- About this task:
The reply must reproduce each line below exactly.

Collected data entries
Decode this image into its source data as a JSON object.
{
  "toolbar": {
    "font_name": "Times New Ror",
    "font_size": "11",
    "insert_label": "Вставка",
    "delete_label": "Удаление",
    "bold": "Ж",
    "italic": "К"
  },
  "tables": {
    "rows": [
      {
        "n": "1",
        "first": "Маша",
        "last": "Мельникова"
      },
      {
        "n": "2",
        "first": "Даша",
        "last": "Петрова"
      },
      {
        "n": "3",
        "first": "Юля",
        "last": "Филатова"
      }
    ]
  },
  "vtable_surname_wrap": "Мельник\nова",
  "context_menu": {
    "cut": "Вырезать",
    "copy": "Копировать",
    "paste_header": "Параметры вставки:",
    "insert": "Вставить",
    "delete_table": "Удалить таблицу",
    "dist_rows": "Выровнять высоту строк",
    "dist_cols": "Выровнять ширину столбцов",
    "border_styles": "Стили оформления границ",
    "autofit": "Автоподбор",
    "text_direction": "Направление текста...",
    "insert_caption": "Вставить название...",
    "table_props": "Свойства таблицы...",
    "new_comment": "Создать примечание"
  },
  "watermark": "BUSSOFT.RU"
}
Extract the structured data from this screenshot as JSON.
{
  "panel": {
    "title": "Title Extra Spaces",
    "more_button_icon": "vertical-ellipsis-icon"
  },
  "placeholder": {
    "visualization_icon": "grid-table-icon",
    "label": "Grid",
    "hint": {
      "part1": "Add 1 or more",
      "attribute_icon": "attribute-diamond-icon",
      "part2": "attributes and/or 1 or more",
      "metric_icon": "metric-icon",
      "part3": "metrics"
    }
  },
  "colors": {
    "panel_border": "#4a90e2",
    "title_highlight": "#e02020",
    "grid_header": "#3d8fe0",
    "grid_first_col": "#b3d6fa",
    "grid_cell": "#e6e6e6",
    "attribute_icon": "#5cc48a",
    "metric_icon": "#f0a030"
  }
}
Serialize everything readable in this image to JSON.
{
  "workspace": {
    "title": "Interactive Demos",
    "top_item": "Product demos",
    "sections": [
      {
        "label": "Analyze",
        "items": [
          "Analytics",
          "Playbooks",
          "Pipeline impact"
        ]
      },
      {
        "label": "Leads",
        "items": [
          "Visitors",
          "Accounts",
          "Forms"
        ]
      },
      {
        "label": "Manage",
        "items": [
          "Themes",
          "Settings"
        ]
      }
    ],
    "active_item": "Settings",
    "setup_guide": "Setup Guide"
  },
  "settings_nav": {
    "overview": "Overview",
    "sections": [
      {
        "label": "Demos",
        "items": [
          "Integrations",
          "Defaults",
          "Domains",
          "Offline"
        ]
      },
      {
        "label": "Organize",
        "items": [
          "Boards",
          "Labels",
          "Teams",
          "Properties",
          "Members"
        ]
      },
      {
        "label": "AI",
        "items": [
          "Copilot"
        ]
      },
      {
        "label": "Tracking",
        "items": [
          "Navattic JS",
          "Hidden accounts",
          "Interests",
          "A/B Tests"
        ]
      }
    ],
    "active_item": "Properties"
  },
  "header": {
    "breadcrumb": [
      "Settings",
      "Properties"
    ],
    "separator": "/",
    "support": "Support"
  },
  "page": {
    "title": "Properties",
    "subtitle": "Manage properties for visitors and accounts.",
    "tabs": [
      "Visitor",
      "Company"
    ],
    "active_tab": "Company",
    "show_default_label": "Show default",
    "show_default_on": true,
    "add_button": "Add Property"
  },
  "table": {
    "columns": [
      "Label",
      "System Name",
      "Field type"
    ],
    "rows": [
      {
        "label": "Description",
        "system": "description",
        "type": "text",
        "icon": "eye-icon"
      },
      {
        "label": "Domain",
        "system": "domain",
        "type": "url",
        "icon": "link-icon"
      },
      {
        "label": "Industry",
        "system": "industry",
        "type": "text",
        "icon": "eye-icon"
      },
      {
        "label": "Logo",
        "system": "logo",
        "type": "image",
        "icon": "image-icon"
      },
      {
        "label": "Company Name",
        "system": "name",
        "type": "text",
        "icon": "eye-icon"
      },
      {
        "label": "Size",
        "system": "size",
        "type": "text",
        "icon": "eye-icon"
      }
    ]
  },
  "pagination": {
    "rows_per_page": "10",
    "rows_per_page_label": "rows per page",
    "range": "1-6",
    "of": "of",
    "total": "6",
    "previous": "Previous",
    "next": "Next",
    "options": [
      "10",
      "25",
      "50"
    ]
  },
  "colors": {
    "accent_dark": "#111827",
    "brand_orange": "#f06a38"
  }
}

- Solution:
Decode this image into its source data as a JSON object.
{
  "toolbar": {
    "font_name": "Times New Ror",
    "font_size": "11",
    "insert_label": "Вставка",
    "delete_label": "Удаление",
    "bold": "Ж",
    "italic": "К"
  },
  "tables": {
    "rows": [
      {
        "n": "1",
        "first": "Маша",
        "last": "Мельникова"
      },
      {
        "n": "2",
        "first": "Даша",
        "last": "Петрова"
      },
      {
        "n": "3",
        "first": "Юля",
        "last": "Филатова"
      }
    ]
  },
  "vtable_surname_wrap": "Мельник\nова",
  "context_menu": {
    "cut": "Вырезать",
    "copy": "Копировать",
    "paste_header": "Параметры вставки:",
    "insert": "Вставить",
    "delete_table": "Удалить таблицу",
    "dist_rows": "Выровнять высоту строк",
    "dist_cols": "Выровнять ширину столбцов",
    "border_styles": "Стили оформления границ",
    "autofit": "Автоподбор",
    "text_direction": "Направление текста...",
    "insert_caption": "Вставить название...",
    "table_props": "Свойства таблицы...",
    "new_comment": "Создать примечание"
  },
  "watermark": "BUSSOFT.RU"
}
Extract the structured data from this screenshot as JSON.
{
  "panel": {
    "title": "Title Extra Spaces",
    "more_button_icon": "vertical-ellipsis-icon"
  },
  "placeholder": {
    "visualization_icon": "grid-table-icon",
    "label": "Grid",
    "hint": {
      "part1": "Add 1 or more",
      "attribute_icon": "attribute-diamond-icon",
      "part2": "attributes and/or 1 or more",
      "metric_icon": "metric-icon",
      "part3": "metrics"
    }
  },
  "colors": {
    "panel_border": "#4a90e2",
    "title_highlight": "#e02020",
    "grid_header": "#3d8fe0",
    "grid_first_col": "#b3d6fa",
    "grid_cell": "#e6e6e6",
    "attribute_icon": "#5cc48a",
    "metric_icon": "#f0a030"
  }
}
Serialize everything readable in this image to JSON.
{
  "workspace": {
    "title": "Interactive Demos",
    "top_item": "Product demos",
    "sections": [
      {
        "label": "Analyze",
        "items": [
          "Analytics",
          "Playbooks",
          "Pipeline impact"
        ]
      },
      {
        "label": "Leads",
        "items": [
          "Visitors",
          "Accounts",
          "Forms"
        ]
      },
      {
        "label": "Manage",
        "items": [
          "Themes",
          "Settings"
        ]
      }
    ],
    "active_item": "Settings",
    "setup_guide": "Setup Guide"
  },
  "settings_nav": {
    "overview": "Overview",
    "sections": [
      {
        "label": "Demos",
        "items": [
          "Integrations",
          "Defaults",
          "Domains",
          "Offline"
        ]
      },
      {
        "label": "Organize",
        "items": [
          "Boards",
          "Labels",
          "Teams",
          "Properties",
          "Members"
        ]
      },
      {
        "label": "AI",
        "items": [
          "Copilot"
        ]
      },
      {
        "label": "Tracking",
        "items": [
          "Navattic JS",
          "Hidden accounts",
          "Interests",
          "A/B Tests"
        ]
      }
    ],
    "active_item": "Properties"
  },
  "header": {
    "breadcrumb": [
      "Settings",
      "Properties"
    ],
    "separator": "/",
    "support": "Support"
  },
  "page": {
    "title": "Properties",
    "subtitle": "Manage properties for visitors and accounts.",
    "tabs": [
      "Visitor",
      "Company"
    ],
    "active_tab": "Company",
    "show_default_label": "Show default",
    "show_default_on": true,
    "add_button": "Add Property"
  },
  "table": {
    "columns": [
      "Label",
      "System Name",
      "Field type"
    ],
    "rows": [
      {
        "label": "Description",
        "system": "description",
        "type": "text",
        "icon": "eye-icon"
      },
      {
        "label": "Domain",
        "system": "domain",
        "type": "url",
        "icon": "link-icon"
      },
      {
        "label": "Industry",
        "system": "industry",
        "type": "text",
        "icon": "eye-icon"
      },
      {
        "label": "Logo",
        "system": "logo",
        "type": "image",
        "icon": "image-icon"
      },
      {
        "label": "Company Name",
        "system": "name",
        "type": "text",
        "icon": "eye-icon"
      },
      {
        "label": "Size",
        "system": "size",
        "type": "text",
        "icon": "eye-icon"
      }
    ]
  },
  "pagination": {
    "rows_per_page": "10",
    "rows_per_page_label": "rows per page",
    "range": "1-6",
    "of": "of",
    "total": "6",
    "previous": "Previous",
    "next": "Next",
    "options": [
      "10",
      "25",
      "50"
    ]
  },
  "colors": {
    "accent_dark": "#111827",
    "brand_orange": "#f06a38"
  }
}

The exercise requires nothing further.